Data shown: Begin

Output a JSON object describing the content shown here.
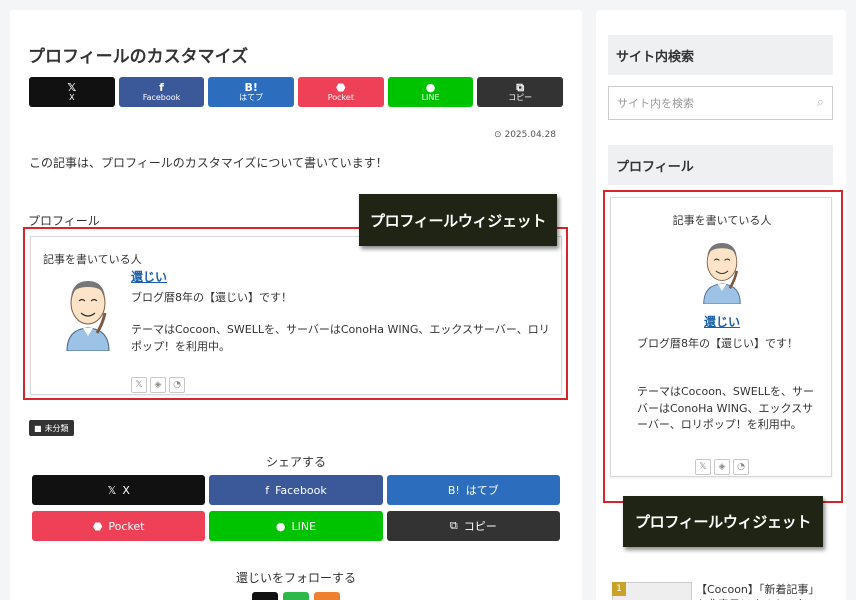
{
  "article": {
    "title": "プロフィールのカスタマイズ",
    "date": "2025.04.28",
    "intro": "この記事は、プロフィールのカスタマイズについて書いています！",
    "profile_heading": "プロフィール",
    "category": "未分類"
  },
  "share_top": [
    {
      "label": "X",
      "icon": "𝕏",
      "color": "#111111"
    },
    {
      "label": "Facebook",
      "icon": "f",
      "color": "#3b5998"
    },
    {
      "label": "はてブ",
      "icon": "B!",
      "color": "#2c6ebd"
    },
    {
      "label": "Pocket",
      "icon": "⬣",
      "color": "#ee4056"
    },
    {
      "label": "LINE",
      "icon": "●",
      "color": "#00c300"
    },
    {
      "label": "コピー",
      "icon": "⧉",
      "color": "#333333"
    }
  ],
  "callouts": {
    "main": "プロフィールウィジェット",
    "side": "プロフィールウィジェット"
  },
  "author_card": {
    "label": "記事を書いている人",
    "name": "還じい",
    "bio1": "ブログ暦8年の【還じい】です！",
    "bio2": "テーマはCocoon、SWELLを、サーバーはConoHa WING、エックスサーバー、ロリポップ！を利用中。",
    "icons": [
      "x-icon",
      "feedly-icon",
      "rss-icon"
    ]
  },
  "share_bottom": {
    "heading": "シェアする",
    "buttons": [
      {
        "label": "X",
        "icon": "𝕏",
        "color": "#111111"
      },
      {
        "label": "Facebook",
        "icon": "f",
        "color": "#3b5998"
      },
      {
        "label": "はてブ",
        "icon": "B!",
        "color": "#2c6ebd"
      },
      {
        "label": "Pocket",
        "icon": "⬣",
        "color": "#ee4056"
      },
      {
        "label": "LINE",
        "icon": "●",
        "color": "#00c300"
      },
      {
        "label": "コピー",
        "icon": "⧉",
        "color": "#333333"
      }
    ]
  },
  "follow": {
    "heading": "還じいをフォローする",
    "colors": [
      "#111111",
      "#2eb84b",
      "#ee802f"
    ]
  },
  "sidebar": {
    "search_heading": "サイト内検索",
    "search_placeholder": "サイト内を検索",
    "profile_heading": "プロフィール",
    "profile_label": "記事を書いている人",
    "profile_name": "還じい",
    "profile_bio1": "ブログ暦8年の【還じい】です！",
    "profile_bio2": "テーマはCocoon、SWELLを、サーバーはConoHa WING、エックスサーバー、ロリポップ！を利用中。",
    "new_post_number": "1",
    "new_post_title": "【Cocoon】「新着記事」を非表示にするカスタマイズ"
  }
}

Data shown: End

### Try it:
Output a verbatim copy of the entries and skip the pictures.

### The completed task:
Output a JSON object describing the content shown here.
{
  "article": {
    "title": "プロフィールのカスタマイズ",
    "date": "2025.04.28",
    "intro": "この記事は、プロフィールのカスタマイズについて書いています！",
    "profile_heading": "プロフィール",
    "category": "未分類"
  },
  "share_top": [
    {
      "label": "X",
      "icon": "𝕏",
      "color": "#111111"
    },
    {
      "label": "Facebook",
      "icon": "f",
      "color": "#3b5998"
    },
    {
      "label": "はてブ",
      "icon": "B!",
      "color": "#2c6ebd"
    },
    {
      "label": "Pocket",
      "icon": "⬣",
      "color": "#ee4056"
    },
    {
      "label": "LINE",
      "icon": "●",
      "color": "#00c300"
    },
    {
      "label": "コピー",
      "icon": "⧉",
      "color": "#333333"
    }
  ],
  "callouts": {
    "main": "プロフィールウィジェット",
    "side": "プロフィールウィジェット"
  },
  "author_card": {
    "label": "記事を書いている人",
    "name": "還じい",
    "bio1": "ブログ暦8年の【還じい】です！",
    "bio2": "テーマはCocoon、SWELLを、サーバーはConoHa WING、エックスサーバー、ロリポップ！を利用中。",
    "icons": [
      "x-icon",
      "feedly-icon",
      "rss-icon"
    ]
  },
  "share_bottom": {
    "heading": "シェアする",
    "buttons": [
      {
        "label": "X",
        "icon": "𝕏",
        "color": "#111111"
      },
      {
        "label": "Facebook",
        "icon": "f",
        "color": "#3b5998"
      },
      {
        "label": "はてブ",
        "icon": "B!",
        "color": "#2c6ebd"
      },
      {
        "label": "Pocket",
        "icon": "⬣",
        "color": "#ee4056"
      },
      {
        "label": "LINE",
        "icon": "●",
        "color": "#00c300"
      },
      {
        "label": "コピー",
        "icon": "⧉",
        "color": "#333333"
      }
    ]
  },
  "follow": {
    "heading": "還じいをフォローする",
    "colors": [
      "#111111",
      "#2eb84b",
      "#ee802f"
    ]
  },
  "sidebar": {
    "search_heading": "サイト内検索",
    "search_placeholder": "サイト内を検索",
    "profile_heading": "プロフィール",
    "profile_label": "記事を書いている人",
    "profile_name": "還じい",
    "profile_bio1": "ブログ暦8年の【還じい】です！",
    "profile_bio2": "テーマはCocoon、SWELLを、サーバーはConoHa WING、エックスサーバー、ロリポップ！を利用中。",
    "new_post_number": "1",
    "new_post_title": "【Cocoon】「新着記事」を非表示にするカスタマイズ"
  }
}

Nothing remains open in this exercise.